Dennis Wingo Lunar Orbiter Status, end of day, February 20, 2014
I am pleased to announce that we have completed the primary tape capture portion of the Lunar Orbiter Image Recovery Project. When we started this we thought we would be lucky to get half the tapes done. It is a testament to the great work of our team and those who (both in the private and public sector) who have believed in our project and through these now five and a half years, provided us the funding to allow us to get to this point.
There will still be a few tapes run as we look at where we have poor captures and see if we can do better. We have learned a LOT about the tape machines since we started and some of the early captures could use a rerun….
This is not the end of the project as we still have a ton of digital processing to do, and the submittal to the planetary data system. However, this is straightforward though time consuming. Our greatest fear was that we would lose the ability to run tapes and now we can put that fear to rest.
Again, thanks to all who have supported us and we will begin putting images on the NASA SSERVI server en masse soon…..
A special thanks to both Austin Epps , Keith Cowing and Ken Kenneth Zin this project would have been impossible without your diligent work…
Dennis Ray Wingo
Dennis Wingo Status, mid morning, February 19, 2014
Well been doing a bit of clean up paperwork so have only captured one image this morning. I also did, for everyone’s benefit but from Paul’s request, a day in the life of a lunar orbiter tape. This was recorded from Google Glass so I don’t know how it is going to turn out but as soon as the Glass is recharged I will upload the video’s to google + and then get them to Youtube and provide links. This was done in several segments so that it was not too darn boring!

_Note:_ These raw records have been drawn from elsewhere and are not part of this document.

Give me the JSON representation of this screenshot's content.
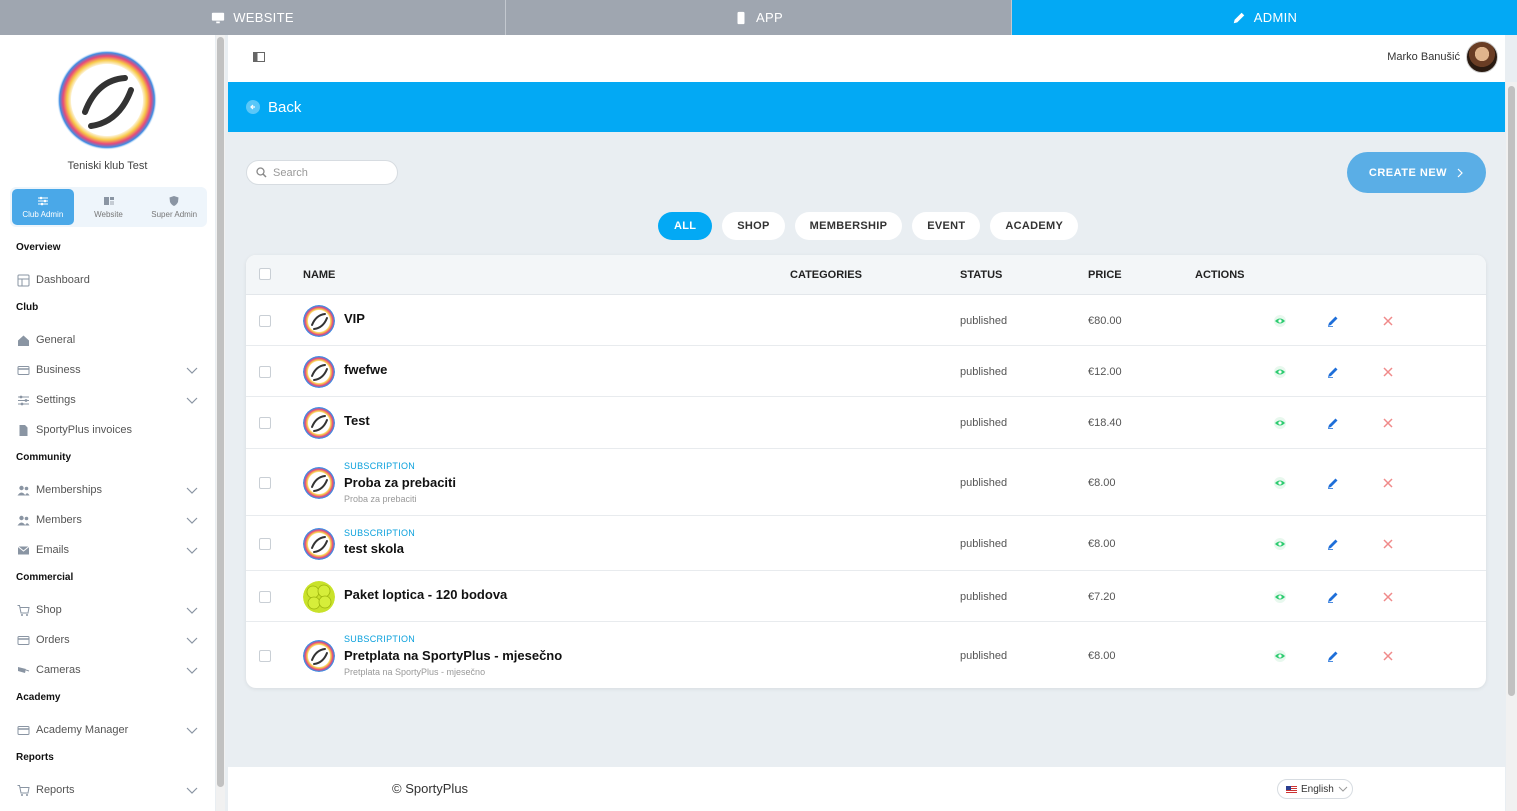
{
  "top_tabs": [
    {
      "label": "WEBSITE",
      "icon": "monitor-icon"
    },
    {
      "label": "APP",
      "icon": "phone-icon"
    },
    {
      "label": "ADMIN",
      "icon": "pencil-icon"
    }
  ],
  "sidebar": {
    "club_name": "Teniski klub Test",
    "roles": [
      {
        "label": "Club Admin",
        "icon": "sliders-icon"
      },
      {
        "label": "Website",
        "icon": "layout-icon"
      },
      {
        "label": "Super Admin",
        "icon": "shield-icon"
      }
    ],
    "sections": [
      {
        "title": "Overview",
        "items": [
          {
            "label": "Dashboard",
            "icon": "dashboard-icon",
            "has_children": false
          }
        ]
      },
      {
        "title": "Club",
        "items": [
          {
            "label": "General",
            "icon": "home-icon",
            "has_children": false
          },
          {
            "label": "Business",
            "icon": "card-icon",
            "has_children": true
          },
          {
            "label": "Settings",
            "icon": "sliders-icon",
            "has_children": true
          },
          {
            "label": "SportyPlus invoices",
            "icon": "file-icon",
            "has_children": false
          }
        ]
      },
      {
        "title": "Community",
        "items": [
          {
            "label": "Memberships",
            "icon": "users-icon",
            "has_children": true
          },
          {
            "label": "Members",
            "icon": "users-icon",
            "has_children": true
          },
          {
            "label": "Emails",
            "icon": "mail-icon",
            "has_children": true
          }
        ]
      },
      {
        "title": "Commercial",
        "items": [
          {
            "label": "Shop",
            "icon": "cart-icon",
            "has_children": true
          },
          {
            "label": "Orders",
            "icon": "card-icon",
            "has_children": true
          },
          {
            "label": "Cameras",
            "icon": "camera-icon",
            "has_children": true
          }
        ]
      },
      {
        "title": "Academy",
        "items": [
          {
            "label": "Academy Manager",
            "icon": "card-icon",
            "has_children": true
          }
        ]
      },
      {
        "title": "Reports",
        "items": [
          {
            "label": "Reports",
            "icon": "cart-icon",
            "has_children": true
          }
        ]
      }
    ]
  },
  "header": {
    "user_name": "Marko Banušić"
  },
  "back_bar": {
    "label": "Back"
  },
  "search": {
    "placeholder": "Search"
  },
  "create_button": {
    "label": "CREATE NEW"
  },
  "filters": [
    {
      "label": "ALL",
      "active": true
    },
    {
      "label": "SHOP",
      "active": false
    },
    {
      "label": "MEMBERSHIP",
      "active": false
    },
    {
      "label": "EVENT",
      "active": false
    },
    {
      "label": "ACADEMY",
      "active": false
    }
  ],
  "table": {
    "columns": {
      "name": "NAME",
      "categories": "CATEGORIES",
      "status": "STATUS",
      "price": "PRICE",
      "actions": "ACTIONS"
    },
    "rows": [
      {
        "name": "VIP",
        "category": "",
        "description": "",
        "status": "published",
        "price": "€80.00",
        "image": "tennis-logo"
      },
      {
        "name": "fwefwe",
        "category": "",
        "description": "",
        "status": "published",
        "price": "€12.00",
        "image": "tennis-logo"
      },
      {
        "name": "Test",
        "category": "",
        "description": "",
        "status": "published",
        "price": "€18.40",
        "image": "tennis-logo"
      },
      {
        "name": "Proba za prebaciti",
        "category": "SUBSCRIPTION",
        "description": "Proba za prebaciti",
        "status": "published",
        "price": "€8.00",
        "image": "tennis-logo"
      },
      {
        "name": "test skola",
        "category": "SUBSCRIPTION",
        "description": "",
        "status": "published",
        "price": "€8.00",
        "image": "tennis-logo"
      },
      {
        "name": "Paket loptica - 120 bodova",
        "category": "",
        "description": "",
        "status": "published",
        "price": "€7.20",
        "image": "tennis-balls"
      },
      {
        "name": "Pretplata na SportyPlus - mjesečno",
        "category": "SUBSCRIPTION",
        "description": "Pretplata na SportyPlus - mjesečno",
        "status": "published",
        "price": "€8.00",
        "image": "tennis-logo"
      }
    ]
  },
  "footer": {
    "copyright": "© SportyPlus",
    "language": "English"
  },
  "colors": {
    "accent": "#03a9f4",
    "view": "#2ecc71",
    "edit": "#1e6fd9",
    "delete": "#f08a8a"
  }
}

Dennis Wingo Status, mid afternoon February 18, 2014
Counting down. Slowed down this week as the press of work makes me take a little time to do other things. We are just finishing M1-072. Three tapes that are very noisy due to bad link margin at the ground station. Very disappointing!
Twenty tapes to go. Tomorrow I am going to play with my google glass and see if I can record a day in the life of a Lunar Orbiter tape for those who want to know exactly what the process is….

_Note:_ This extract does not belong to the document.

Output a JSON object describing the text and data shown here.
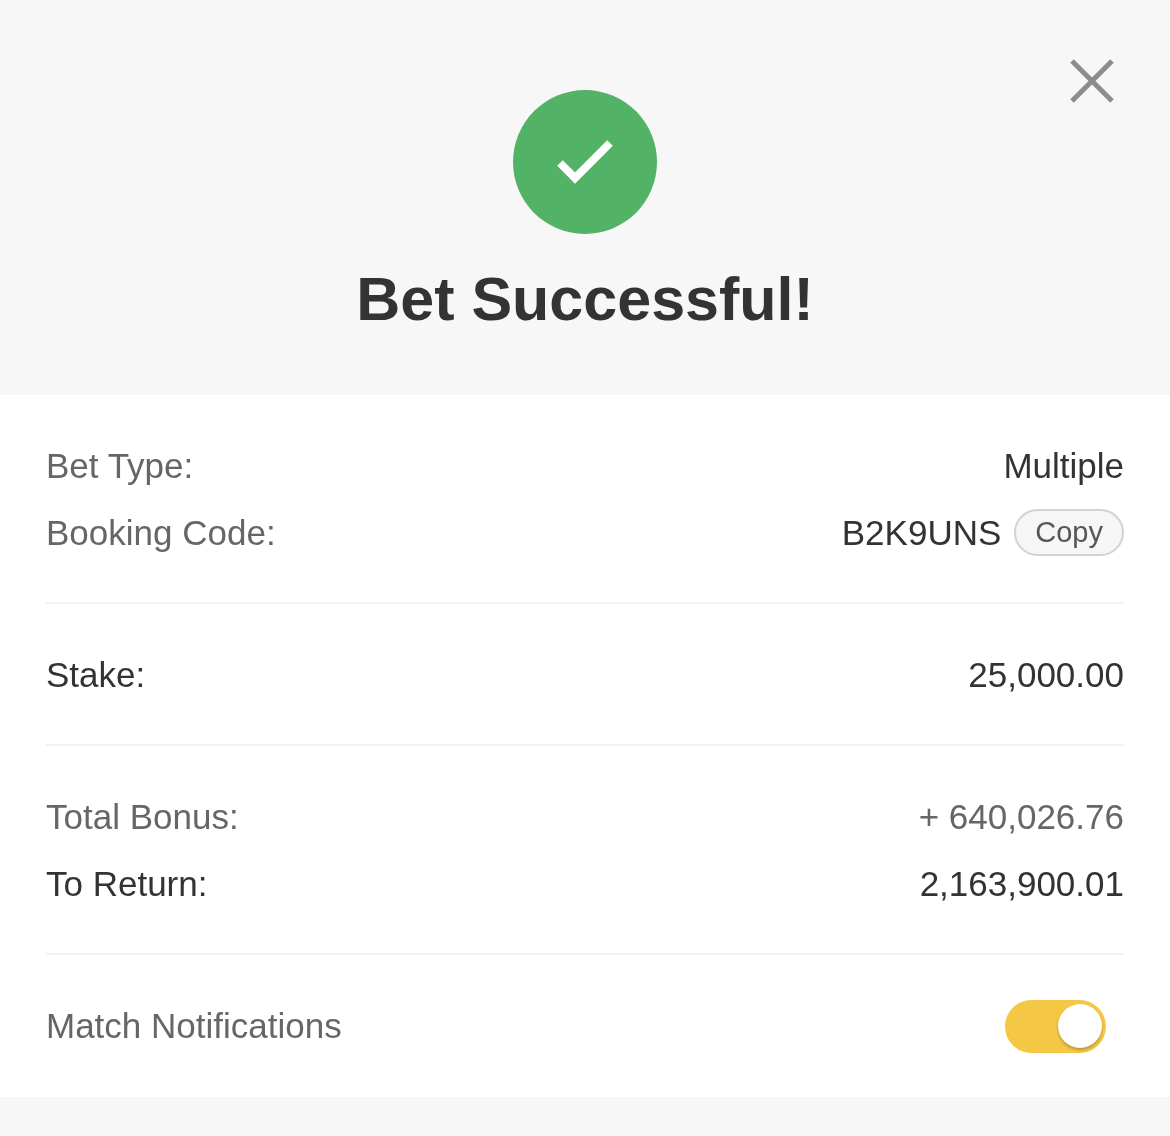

Twenty tapes to go!!
Dennis Wingo Status, end of day, February 14, 2014
Sorry, still procrastinating on the list. Will do after the tapes are done on what looks like Tuesday.
We have made it today through tape M1-048.
This means that we are more than half way through the last ground station for lunar orbiter 1, which will mark the end of our primary capture mission.
We have 45 tapes to go…..
Click on image to enlarge
Dennis Wingo Lunar Orbiter Status, late morning February 13, 2014.
Here is a picture of the first Madrid tape on the machine. This of course means that we have completed our captures of Goldstone and Woomera tapes, and only have Madrid tapes for Lunar Orbiter 1 left to go!
Now of course there will be clean up but literally for the primary mission we have 90 tapes left. 90 tapes left. I hardly believe it myself! I will post the images from the rest of the Goldstone captures later today.
We have the Madrid tape set up and we will be off and running shortly! It is my hope that we complete this capture before Friday and have a party Friday afternoon. We will send out invites Monday. If you are in the area, please come on by!
Dennis Wingo Lunar Orbiter Status, end of day, February 13, 2014
Very productive day today. Not only did we get the last Goldstone tapes done, we made it a quarter of the way through the Madrid tapes, ending with M1-024. That leaves 68 tapes to go! Will do the listing in the morning, eyes tired…